The most effective program of all

Since jumping into the no-kill movement as a volunteer for Best Friends in 1994, I have been involved in just about all aspects of our work to end shelter killing, including pulling together a statewide coalition in Utah, a citywide coalition in Los Angeles, a mobile spay/neuter program that roamed the rural reaches of Utah, super adoptions, local and national fundraising efforts, legislative campaigns, a national conference and, of course, shelter rescue.

Of all the types of programs that I have led or been a part of, one stands head and shoulders above the rest in its potential to end shelter killing and to profoundly change the landscape of animal welfare. Interestingly, it is an activity that is often regarded as a second- or third-tier option, if not an afterthought.

What is this powerful program? It’s the one that usually comes at the end of the list of proactive things that we are often asked to do to make a difference for the animals. You know that list: adopt a pet from your local shelter, spay or neuter your pet, volunteer for a shelter or rescue group in your community, provide a foster home for a dog or a cat, donate to your favorite local and national animal organizations, and, finally, spread the word.

Yes, I’m talking about spreading the word — becoming an active messenger for Best Friends and the no-kill movement. And, while adoption, spay/neuter and fostering have an immediate and direct impact on lifesaving, what we really need to seal the deal to achieve and sustain a no-kill country is for more of the animal-loving public to lend their support.

According to recent surveys, the overwhelming majority of people who have a pet believe as we do, that shelter animals should not be killed unless they are too sick or injured to be treated or too dangerously aggressive to be safely placed in an adoptive home. However, those same surveys show that most people have no idea how many animals die in our nation’s shelters every day. Most people quote a number between a couple of hundred and a few thousand, and they are shocked to learn that about 9,000 dogs and cats lose their lives every day.

When people come to understand the extent of the gulf between what they feel should be happening in or nation’s shelters and what actually is happening, and realize that they can make a difference, that’s when change starts to happen, and not just at the grassroots level.

The most effective and enduring change takes place when local elected officials come to understand how important the issue of ending shelter killing is to their constituents. When that happens, they enshrine no-kill goals and objectives as public policy and start to hire administrators and agency managers to achieve those goals.

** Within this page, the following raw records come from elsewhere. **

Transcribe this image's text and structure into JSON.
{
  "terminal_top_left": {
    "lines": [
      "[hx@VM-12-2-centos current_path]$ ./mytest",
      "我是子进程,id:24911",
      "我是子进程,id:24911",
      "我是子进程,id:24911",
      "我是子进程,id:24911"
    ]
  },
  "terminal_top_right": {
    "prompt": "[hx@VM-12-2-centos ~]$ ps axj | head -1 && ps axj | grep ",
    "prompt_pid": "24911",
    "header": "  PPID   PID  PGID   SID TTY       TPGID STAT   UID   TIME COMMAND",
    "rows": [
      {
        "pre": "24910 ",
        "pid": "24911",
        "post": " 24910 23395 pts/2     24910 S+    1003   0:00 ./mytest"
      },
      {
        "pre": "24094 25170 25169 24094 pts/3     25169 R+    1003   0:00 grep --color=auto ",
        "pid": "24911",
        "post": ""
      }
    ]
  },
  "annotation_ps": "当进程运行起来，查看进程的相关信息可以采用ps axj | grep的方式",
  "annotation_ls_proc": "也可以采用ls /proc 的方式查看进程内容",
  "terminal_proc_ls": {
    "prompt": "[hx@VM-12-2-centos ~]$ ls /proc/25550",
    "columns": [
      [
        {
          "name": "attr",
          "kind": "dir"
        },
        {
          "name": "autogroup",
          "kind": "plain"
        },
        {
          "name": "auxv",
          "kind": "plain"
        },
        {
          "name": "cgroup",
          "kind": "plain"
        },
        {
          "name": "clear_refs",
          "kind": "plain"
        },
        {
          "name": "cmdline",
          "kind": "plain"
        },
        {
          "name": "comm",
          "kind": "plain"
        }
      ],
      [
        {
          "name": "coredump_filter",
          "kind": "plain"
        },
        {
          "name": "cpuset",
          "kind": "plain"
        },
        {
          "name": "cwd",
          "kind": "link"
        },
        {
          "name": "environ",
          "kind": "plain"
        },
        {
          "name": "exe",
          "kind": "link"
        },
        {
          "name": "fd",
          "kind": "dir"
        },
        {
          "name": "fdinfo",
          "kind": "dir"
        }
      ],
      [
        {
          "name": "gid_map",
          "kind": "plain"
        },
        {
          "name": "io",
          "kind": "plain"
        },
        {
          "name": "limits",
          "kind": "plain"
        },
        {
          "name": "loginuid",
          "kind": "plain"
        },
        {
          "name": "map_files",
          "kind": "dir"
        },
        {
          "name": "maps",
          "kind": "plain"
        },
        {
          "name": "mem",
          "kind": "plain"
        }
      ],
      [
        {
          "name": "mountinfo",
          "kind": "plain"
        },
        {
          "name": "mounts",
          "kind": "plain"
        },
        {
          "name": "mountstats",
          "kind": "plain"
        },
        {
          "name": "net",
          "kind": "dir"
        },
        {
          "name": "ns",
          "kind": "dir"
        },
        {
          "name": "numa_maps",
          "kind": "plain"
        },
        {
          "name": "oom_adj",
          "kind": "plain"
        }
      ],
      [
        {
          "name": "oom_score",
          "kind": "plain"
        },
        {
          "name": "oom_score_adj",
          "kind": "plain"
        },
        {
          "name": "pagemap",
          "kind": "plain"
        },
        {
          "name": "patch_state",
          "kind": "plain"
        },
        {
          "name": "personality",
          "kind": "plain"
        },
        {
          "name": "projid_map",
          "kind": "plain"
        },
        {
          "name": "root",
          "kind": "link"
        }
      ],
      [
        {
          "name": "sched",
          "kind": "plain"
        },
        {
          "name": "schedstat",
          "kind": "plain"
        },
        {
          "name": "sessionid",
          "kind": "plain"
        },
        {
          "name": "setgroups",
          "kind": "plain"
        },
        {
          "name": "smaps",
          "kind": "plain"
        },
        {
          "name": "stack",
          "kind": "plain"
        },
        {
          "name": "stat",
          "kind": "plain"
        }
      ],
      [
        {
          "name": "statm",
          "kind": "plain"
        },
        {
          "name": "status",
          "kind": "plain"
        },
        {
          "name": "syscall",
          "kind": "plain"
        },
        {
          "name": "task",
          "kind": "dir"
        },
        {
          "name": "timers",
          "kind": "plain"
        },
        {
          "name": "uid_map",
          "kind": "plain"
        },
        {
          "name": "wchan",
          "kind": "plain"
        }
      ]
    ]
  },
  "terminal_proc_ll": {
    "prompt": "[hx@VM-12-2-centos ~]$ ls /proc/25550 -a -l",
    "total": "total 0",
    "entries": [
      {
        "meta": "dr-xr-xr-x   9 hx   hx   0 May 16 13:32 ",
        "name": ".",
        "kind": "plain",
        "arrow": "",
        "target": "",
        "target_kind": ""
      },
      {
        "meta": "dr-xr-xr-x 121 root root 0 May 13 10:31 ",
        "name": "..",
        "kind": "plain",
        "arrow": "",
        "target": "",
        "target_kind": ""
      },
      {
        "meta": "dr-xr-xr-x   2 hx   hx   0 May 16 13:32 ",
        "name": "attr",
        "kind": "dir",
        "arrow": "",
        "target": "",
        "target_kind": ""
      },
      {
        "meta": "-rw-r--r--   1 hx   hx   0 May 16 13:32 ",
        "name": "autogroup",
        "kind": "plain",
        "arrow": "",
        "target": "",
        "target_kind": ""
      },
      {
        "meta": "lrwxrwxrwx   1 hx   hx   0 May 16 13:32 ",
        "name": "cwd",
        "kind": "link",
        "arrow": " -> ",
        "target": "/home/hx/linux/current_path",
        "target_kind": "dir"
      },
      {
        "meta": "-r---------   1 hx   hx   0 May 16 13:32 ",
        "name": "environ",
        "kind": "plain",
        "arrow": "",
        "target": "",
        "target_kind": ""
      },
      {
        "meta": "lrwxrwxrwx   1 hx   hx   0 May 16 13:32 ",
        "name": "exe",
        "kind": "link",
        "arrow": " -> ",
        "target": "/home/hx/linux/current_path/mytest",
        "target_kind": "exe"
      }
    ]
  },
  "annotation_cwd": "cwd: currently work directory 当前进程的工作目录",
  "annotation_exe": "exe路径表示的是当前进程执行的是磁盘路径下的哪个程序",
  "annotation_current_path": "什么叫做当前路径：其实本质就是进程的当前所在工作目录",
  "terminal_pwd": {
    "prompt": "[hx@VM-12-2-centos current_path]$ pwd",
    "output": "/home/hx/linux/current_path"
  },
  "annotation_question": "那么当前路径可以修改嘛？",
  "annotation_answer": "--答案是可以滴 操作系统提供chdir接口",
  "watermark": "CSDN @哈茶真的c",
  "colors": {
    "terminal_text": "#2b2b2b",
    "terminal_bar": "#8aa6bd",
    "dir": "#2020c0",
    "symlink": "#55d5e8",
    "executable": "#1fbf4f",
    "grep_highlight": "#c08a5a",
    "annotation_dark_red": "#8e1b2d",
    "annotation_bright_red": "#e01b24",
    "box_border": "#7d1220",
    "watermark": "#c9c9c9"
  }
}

That’s why we want everyone who feels as we do to become messengers for the no-kill movement. And that raises one of the greatest problems in animal welfare. We tend to speak to the choir — our friends, members and supporters who already understand the issues through channels such as this blog, our social media outlets and Best Friends magazine. While the Internet and social media channels have the potential to reach more people than ever before, most people receive information according to what Google, Yahoo, Bing or some other search engine has determined to be our interests.

That’s why it’s so important to spread the word about Best Friends and the no-kill movement to family, friends, co-workers, and the folks at the dog park or the cat café.

Here are some easy things that you can do to spread the word:



Julie Castle with Sunny the dog
Julie Castle
Best Friends Animal Society